This paper describes the structure of the LTH coreference solver used in the closed track of the CoNLL 2012 shared task (Pradhan et al., 2012). The solver core is a mention classifier that uses Soon et al. (2001)’s algorithm and features extracted from the dependency graphs of the sentences. This system builds on Björkelund and Nugues (2011)’s solver that(More)
While many systems such as those from Seddiqui and Aono (2009) and Cruz et al. (2009) use combinations of terminological and structural methods, the use of extensional and semantic methods in systems such as the one by Jean-Mary et al. (2009) have been largely unexplored (Pavel and Euzenat, 2012). Similarly to these approaches, we use a combination of(More)

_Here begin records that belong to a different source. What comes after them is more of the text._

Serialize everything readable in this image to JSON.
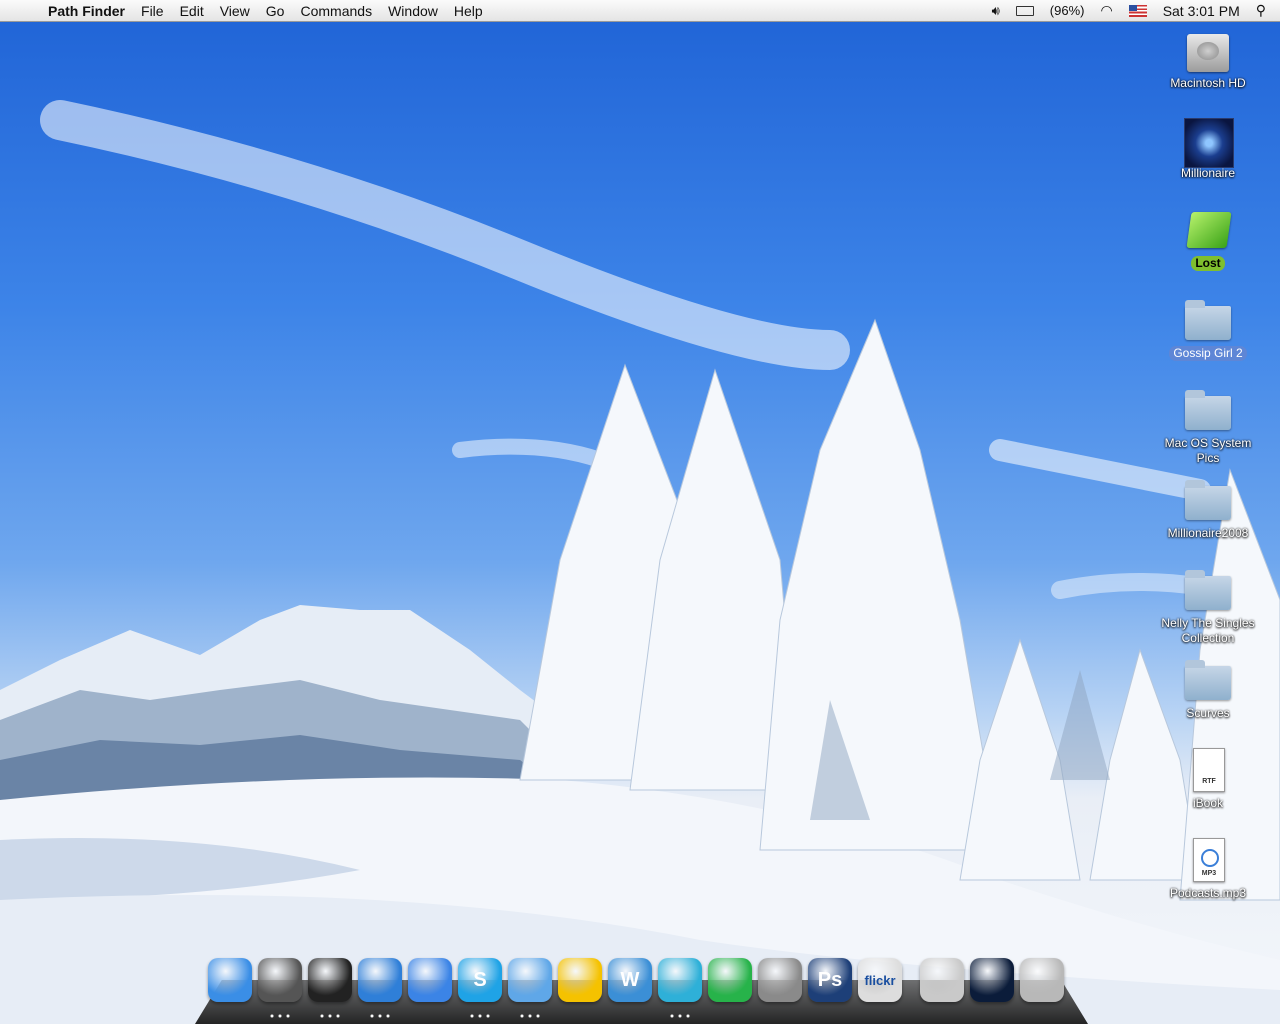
{
  "menubar": {
    "app_name": "Path Finder",
    "menus": [
      "File",
      "Edit",
      "View",
      "Go",
      "Commands",
      "Window",
      "Help"
    ],
    "battery": "(96%)",
    "clock": "Sat 3:01 PM"
  },
  "desktop_icons": [
    {
      "label": "Macintosh HD",
      "icon": "hard-drive-icon"
    },
    {
      "label": "Millionaire",
      "icon": "millionaire-app-icon"
    },
    {
      "label": "Lost",
      "icon": "green-folder-icon",
      "label_color": "#7fbf2e"
    },
    {
      "label": "Gossip Girl 2",
      "icon": "folder-icon",
      "label_color": "#5e86d6"
    },
    {
      "label": "Mac OS System Pics",
      "icon": "folder-icon"
    },
    {
      "label": "Millionaire2008",
      "icon": "folder-icon"
    },
    {
      "label": "Nelly The Singles Collection",
      "icon": "folder-icon"
    },
    {
      "label": "Scurves",
      "icon": "folder-icon"
    },
    {
      "label": "iBook",
      "icon": "rtf-document-icon",
      "badge": "RTF"
    },
    {
      "label": "Podcasts.mp3",
      "icon": "mp3-document-icon",
      "badge": "MP3"
    }
  ],
  "dock": {
    "apps": [
      {
        "name": "finder-icon",
        "running": false,
        "color": "#3a8ee6"
      },
      {
        "name": "stopwatch-icon",
        "running": true,
        "color": "#555555"
      },
      {
        "name": "dashboard-icon",
        "running": true,
        "color": "#222222"
      },
      {
        "name": "safari-icon",
        "running": true,
        "color": "#2f7fd8"
      },
      {
        "name": "ichat-icon",
        "running": false,
        "color": "#3b84e6"
      },
      {
        "name": "skype-icon",
        "running": true,
        "color": "#1fa3e6",
        "glyph": "S"
      },
      {
        "name": "itunes-icon",
        "running": true,
        "color": "#5fa7e8"
      },
      {
        "name": "yahoo-messenger-icon",
        "running": false,
        "color": "#f5c200"
      },
      {
        "name": "word-icon",
        "running": false,
        "color": "#3b8fd6",
        "glyph": "W"
      },
      {
        "name": "msn-messenger-icon",
        "running": true,
        "color": "#2eb0d8"
      },
      {
        "name": "cube-app-icon",
        "running": false,
        "color": "#27b34a"
      },
      {
        "name": "system-preferences-icon",
        "running": false,
        "color": "#8a8a8a"
      },
      {
        "name": "photoshop-icon",
        "running": false,
        "color": "#1d3f78",
        "glyph": "Ps"
      },
      {
        "name": "flickr-uploader-icon",
        "running": false,
        "color": "#dddddd",
        "glyph": "flickr"
      },
      {
        "name": "downloads-stack-icon",
        "running": false,
        "color": "#c9c9c9"
      },
      {
        "name": "desktop-stack-icon",
        "running": false,
        "color": "#0b1c3a"
      },
      {
        "name": "trash-icon",
        "running": false,
        "color": "#b8b8b8"
      }
    ]
  }
}
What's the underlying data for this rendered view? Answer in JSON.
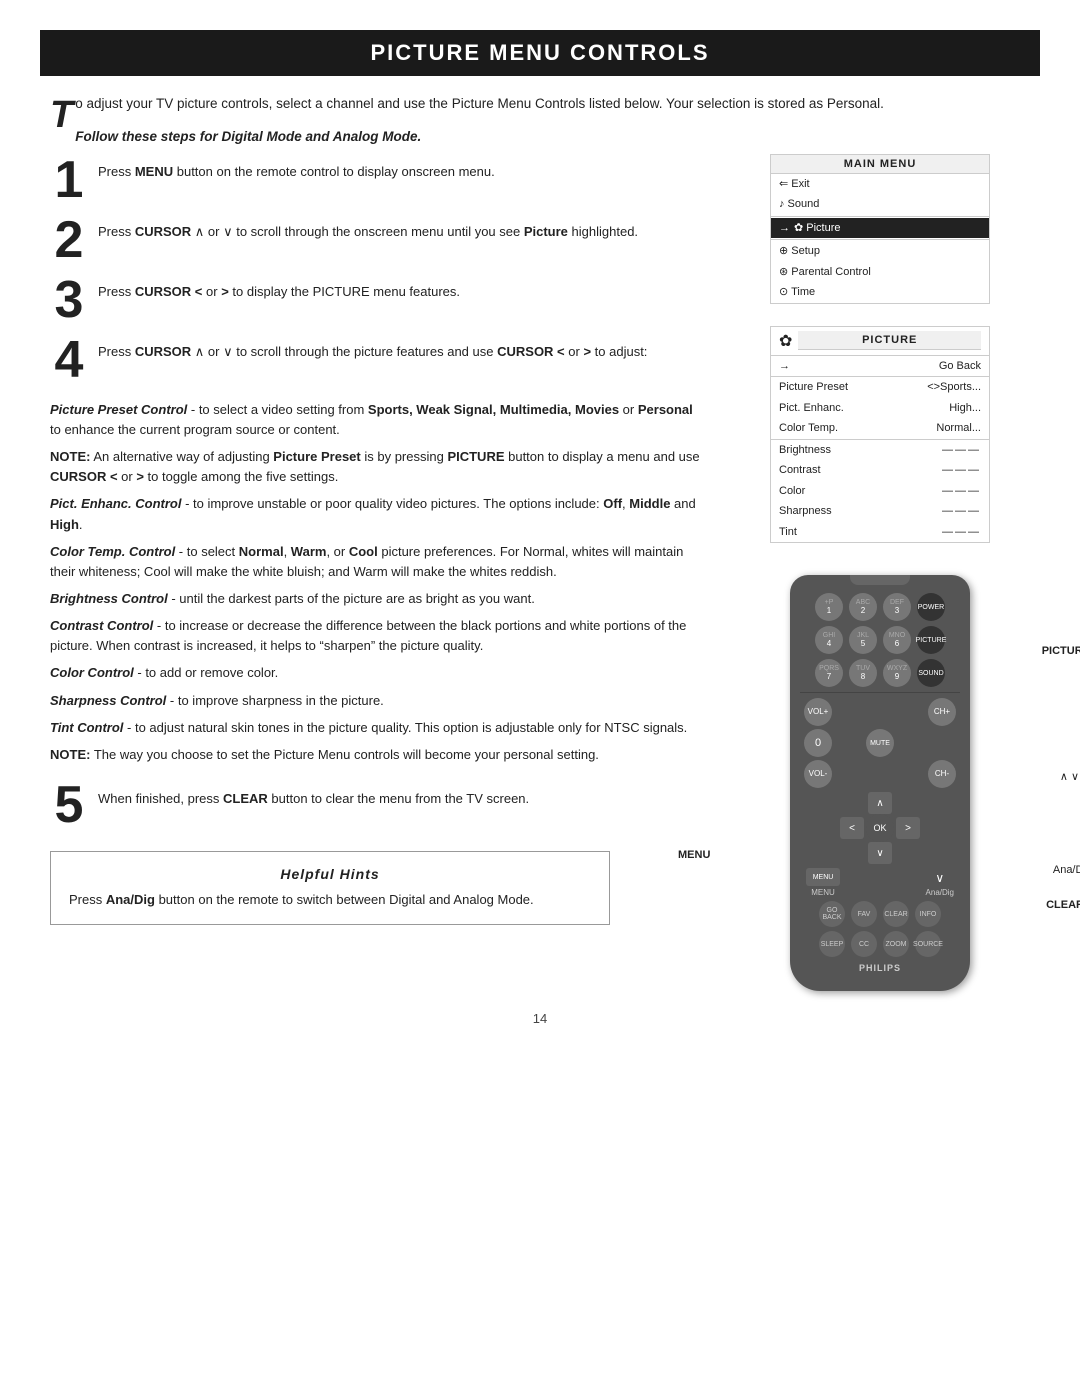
{
  "page": {
    "title": "PICTURE MENU CONTROLS",
    "page_number": "14"
  },
  "intro": {
    "drop_cap": "T",
    "text": "o adjust your TV picture controls, select a channel and use the Picture Menu Controls listed below. Your selection is stored as Personal."
  },
  "follow_steps": "Follow these steps for Digital Mode and Analog Mode.",
  "steps": [
    {
      "number": "1",
      "text": "Press MENU button on the remote control to display onscreen menu."
    },
    {
      "number": "2",
      "text": "Press CURSOR ∧ or ∨ to scroll through the onscreen menu until you see Picture highlighted."
    },
    {
      "number": "3",
      "text": "Press CURSOR < or > to display the PICTURE menu features."
    },
    {
      "number": "4",
      "text": "Press CURSOR ∧ or ∨ to scroll through the picture features and use CURSOR < or > to adjust:"
    }
  ],
  "descriptions": [
    {
      "id": "picture-preset",
      "label": "Picture Preset Control",
      "text": "- to select a video setting from Sports, Weak Signal, Multimedia, Movies or Personal to enhance the current program source or content."
    },
    {
      "id": "note-picture-preset",
      "text": "NOTE: An alternative way of adjusting Picture Preset is by pressing PICTURE button to display a menu and use CURSOR < or > to toggle among the five settings."
    },
    {
      "id": "pict-enhanc",
      "label": "Pict. Enhanc. Control",
      "text": "- to improve unstable or poor quality video pictures. The options include: Off, Middle and High."
    },
    {
      "id": "color-temp",
      "label": "Color Temp. Control",
      "text": "- to select Normal, Warm, or Cool picture preferences. For Normal, whites will maintain their whiteness; Cool will make the white bluish; and Warm will make the whites reddish."
    },
    {
      "id": "brightness",
      "label": "Brightness Control",
      "text": "- until the darkest parts of the picture are as bright as you want."
    },
    {
      "id": "contrast",
      "label": "Contrast Control",
      "text": "- to increase or decrease the difference between the black portions and white portions of the picture. When contrast is increased, it helps to \"sharpen\" the picture quality."
    },
    {
      "id": "color",
      "label": "Color Control",
      "text": "- to add or remove color."
    },
    {
      "id": "sharpness",
      "label": "Sharpness Control",
      "text": "- to improve sharpness in the picture."
    },
    {
      "id": "tint",
      "label": "Tint Control",
      "text": "- to adjust natural skin tones in the picture quality. This option is adjustable only for NTSC signals."
    },
    {
      "id": "note-personal",
      "text": "NOTE: The way you choose to set the Picture Menu controls will become your personal setting."
    }
  ],
  "step5": {
    "number": "5",
    "text": "When finished, press CLEAR button to clear the menu from the TV screen."
  },
  "helpful_hints": {
    "title": "Helpful Hints",
    "text": "Press Ana/Dig button on the remote to switch between Digital and Analog Mode."
  },
  "main_menu": {
    "title": "MAIN MENU",
    "items": [
      {
        "label": "⇐ Exit",
        "selected": false,
        "arrow": false
      },
      {
        "label": "♪ Sound",
        "selected": false,
        "arrow": false
      },
      {
        "label": "✿ Picture",
        "selected": true,
        "arrow": true
      },
      {
        "label": "⊕ Setup",
        "selected": false,
        "arrow": false
      },
      {
        "label": "⊛ Parental Control",
        "selected": false,
        "arrow": false
      },
      {
        "label": "⊙ Time",
        "selected": false,
        "arrow": false
      }
    ]
  },
  "picture_menu": {
    "title": "PICTURE",
    "icon": "✿",
    "items": [
      {
        "label": "Go Back",
        "value": "",
        "arrow": true
      },
      {
        "label": "Picture Preset",
        "value": "<>Sports...",
        "arrow": true
      },
      {
        "label": "Pict. Enhanc.",
        "value": "High...",
        "arrow": false
      },
      {
        "label": "Color Temp.",
        "value": "Normal...",
        "arrow": false
      },
      {
        "label": "Brightness",
        "value": "——",
        "arrow": false
      },
      {
        "label": "Contrast",
        "value": "——",
        "arrow": false
      },
      {
        "label": "Color",
        "value": "——",
        "arrow": false
      },
      {
        "label": "Sharpness",
        "value": "——",
        "arrow": false
      },
      {
        "label": "Tint",
        "value": "——",
        "arrow": false
      }
    ]
  },
  "remote": {
    "label_picture": "PICTURE",
    "label_menu": "MENU",
    "label_anadig": "Ana/Dig",
    "label_clear": "CLEAR",
    "label_cursors": "∧ ∨ < >",
    "brand": "PHILIPS",
    "rows": [
      [
        {
          "top": "+P",
          "main": "1"
        },
        {
          "top": "ABC",
          "main": "2"
        },
        {
          "top": "DEF",
          "main": "3"
        },
        {
          "top": "",
          "main": "POWER",
          "wide": false,
          "dark": false
        }
      ],
      [
        {
          "top": "GHI",
          "main": "4"
        },
        {
          "top": "JKL",
          "main": "5"
        },
        {
          "top": "MNO",
          "main": "6"
        },
        {
          "top": "",
          "main": "PICTURE",
          "wide": false,
          "dark": false
        }
      ],
      [
        {
          "top": "PQRS",
          "main": "7"
        },
        {
          "top": "TUV",
          "main": "8"
        },
        {
          "top": "WXYZ",
          "main": "9"
        },
        {
          "top": "",
          "main": "SOUND",
          "wide": false,
          "dark": false
        }
      ]
    ],
    "vol_label": "VOL+",
    "vol_down_label": "VOL-",
    "ch_label": "CH+",
    "ch_down_label": "CH-",
    "zero_btn": "0",
    "mute_btn": "MUTE",
    "nav_up": "∧",
    "nav_down": "∨",
    "nav_left": "<",
    "nav_right": ">",
    "nav_ok": "OK",
    "menu_btn": "MENU",
    "anadig_btn": "Ana/Dig",
    "go_back_btn": "GO BACK",
    "fav_btn": "FAV",
    "clear_btn": "CLEAR",
    "info_btn": "INFO",
    "sleep_btn": "SLEEP",
    "cc_btn": "CC",
    "zoom_btn": "ZOOM",
    "source_btn": "SOURCE"
  }
}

Semantic role labeling has become a key module for many language processing applications such as question answering, information extraction, sentiment analysis, and machine translation. To build an unrestricted semantic role labeler, the first step is to develop a comprehensive proposition bank. However, creating such a bank is a costly enterprise, which(More)
The extraction of semantic propositions has proven instrumental in applications like IBM Watson (Ferrucci, 2012) and in Google’s knowledge graph (Singhal, 2012). One of the core components of IBM Watson is the PRISMATIC knowledge base consisting of one billion propositions extracted from the English version of Wikipedia and the New York Times (Fan et al.,(More)